| DIRECTIONS FOR THIS TASK |
Where a picture appears, leave it out, and print the rest of the records as they are.

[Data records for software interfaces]
******************************
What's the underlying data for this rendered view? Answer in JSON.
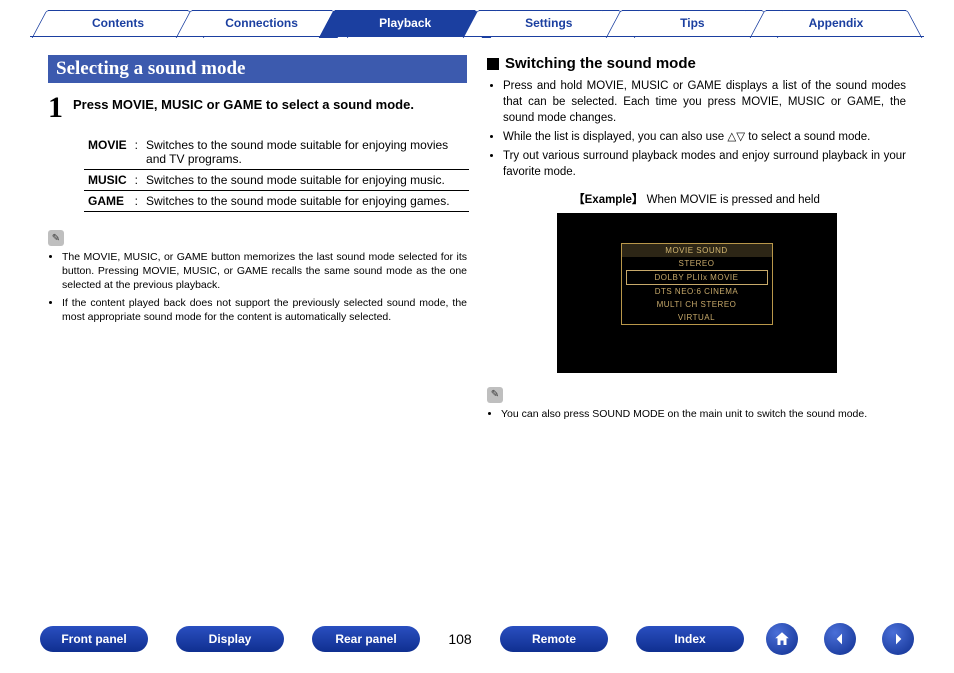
{
  "tabs": [
    "Contents",
    "Connections",
    "Playback",
    "Settings",
    "Tips",
    "Appendix"
  ],
  "active_tab": 2,
  "left": {
    "heading": "Selecting a sound mode",
    "step_num": "1",
    "step_text": "Press MOVIE, MUSIC or GAME to select a sound mode.",
    "modes": [
      {
        "name": "MOVIE",
        "desc": "Switches to the sound mode suitable for enjoying movies and TV programs."
      },
      {
        "name": "MUSIC",
        "desc": "Switches to the sound mode suitable for enjoying music."
      },
      {
        "name": "GAME",
        "desc": "Switches to the sound mode suitable for enjoying games."
      }
    ],
    "notes": [
      "The MOVIE, MUSIC, or GAME button memorizes the last sound mode selected for its button. Pressing MOVIE, MUSIC, or GAME recalls the same sound mode as the one selected at the previous playback.",
      "If the content played back does not support the previously selected sound mode, the most appropriate sound mode for the content is automatically selected."
    ]
  },
  "right": {
    "subhead": "Switching the sound mode",
    "bullets": [
      "Press and hold MOVIE, MUSIC or GAME displays a list of the sound modes that can be selected. Each time you press MOVIE, MUSIC or GAME, the sound mode changes.",
      "While the list is displayed, you can also use △▽ to select a sound mode.",
      "Try out various surround playback modes and enjoy surround playback in your favorite mode."
    ],
    "example_label": "【Example】",
    "example_text": "When MOVIE is pressed and held",
    "osd": {
      "title": "MOVIE SOUND",
      "items": [
        "STEREO",
        "DOLBY PLIIx MOVIE",
        "DTS NEO:6 CINEMA",
        "MULTI CH STEREO",
        "VIRTUAL"
      ],
      "selected": 1
    },
    "note": "You can also press SOUND MODE on the main unit to switch the sound mode."
  },
  "footer": {
    "pills": [
      "Front panel",
      "Display",
      "Rear panel"
    ],
    "page": "108",
    "pills2": [
      "Remote",
      "Index"
    ]
  }
}
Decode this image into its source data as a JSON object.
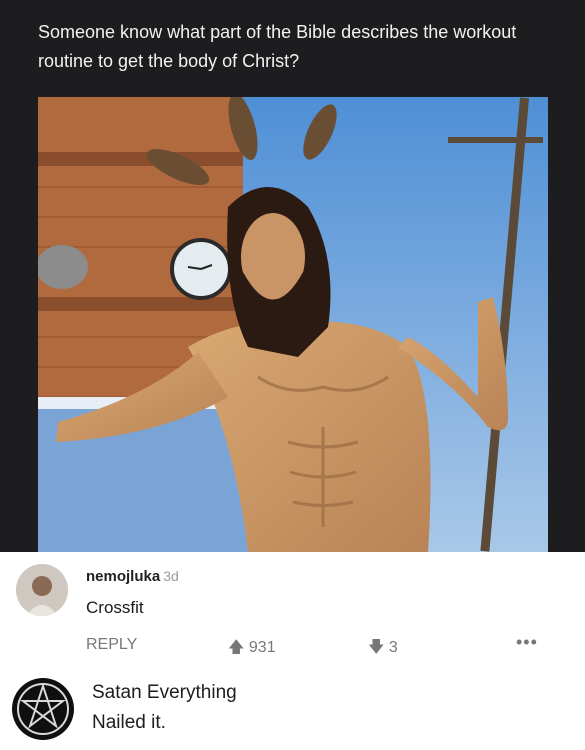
{
  "post": {
    "title": "Someone know what part of the Bible describes the workout routine to get the body of Christ?",
    "image_icon": "statue-photo"
  },
  "comments": [
    {
      "username": "nemojluka",
      "age": "3d",
      "text": "Crossfit",
      "reply_label": "REPLY",
      "upvotes": "931",
      "downvotes": "3",
      "more_label": "•••",
      "upvote_icon": "arrow-up-icon",
      "downvote_icon": "arrow-down-icon"
    },
    {
      "username": "Satan Everything",
      "text": "Nailed it.",
      "avatar_icon": "pentagram-icon"
    }
  ]
}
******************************
| RESULT OF THE TASK |
What's the underlying data for this rendered view? Answer in JSON.
{
  "tabs": [
    "Contents",
    "Connections",
    "Playback",
    "Settings",
    "Tips",
    "Appendix"
  ],
  "active_tab": 2,
  "left": {
    "heading": "Selecting a sound mode",
    "step_num": "1",
    "step_text": "Press MOVIE, MUSIC or GAME to select a sound mode.",
    "modes": [
      {
        "name": "MOVIE",
        "desc": "Switches to the sound mode suitable for enjoying movies and TV programs."
      },
      {
        "name": "MUSIC",
        "desc": "Switches to the sound mode suitable for enjoying music."
      },
      {
        "name": "GAME",
        "desc": "Switches to the sound mode suitable for enjoying games."
      }
    ],
    "notes": [
      "The MOVIE, MUSIC, or GAME button memorizes the last sound mode selected for its button. Pressing MOVIE, MUSIC, or GAME recalls the same sound mode as the one selected at the previous playback.",
      "If the content played back does not support the previously selected sound mode, the most appropriate sound mode for the content is automatically selected."
    ]
  },
  "right": {
    "subhead": "Switching the sound mode",
    "bullets": [
      "Press and hold MOVIE, MUSIC or GAME displays a list of the sound modes that can be selected. Each time you press MOVIE, MUSIC or GAME, the sound mode changes.",
      "While the list is displayed, you can also use △▽ to select a sound mode.",
      "Try out various surround playback modes and enjoy surround playback in your favorite mode."
    ],
    "example_label": "【Example】",
    "example_text": "When MOVIE is pressed and held",
    "osd": {
      "title": "MOVIE SOUND",
      "items": [
        "STEREO",
        "DOLBY PLIIx MOVIE",
        "DTS NEO:6 CINEMA",
        "MULTI CH STEREO",
        "VIRTUAL"
      ],
      "selected": 1
    },
    "note": "You can also press SOUND MODE on the main unit to switch the sound mode."
  },
  "footer": {
    "pills": [
      "Front panel",
      "Display",
      "Rear panel"
    ],
    "page": "108",
    "pills2": [
      "Remote",
      "Index"
    ]
  }
}
Decode this image into its source data as a JSON object.
{
  "post": {
    "title": "Someone know what part of the Bible describes the workout routine to get the body of Christ?",
    "image_icon": "statue-photo"
  },
  "comments": [
    {
      "username": "nemojluka",
      "age": "3d",
      "text": "Crossfit",
      "reply_label": "REPLY",
      "upvotes": "931",
      "downvotes": "3",
      "more_label": "•••",
      "upvote_icon": "arrow-up-icon",
      "downvote_icon": "arrow-down-icon"
    },
    {
      "username": "Satan Everything",
      "text": "Nailed it.",
      "avatar_icon": "pentagram-icon"
    }
  ]
}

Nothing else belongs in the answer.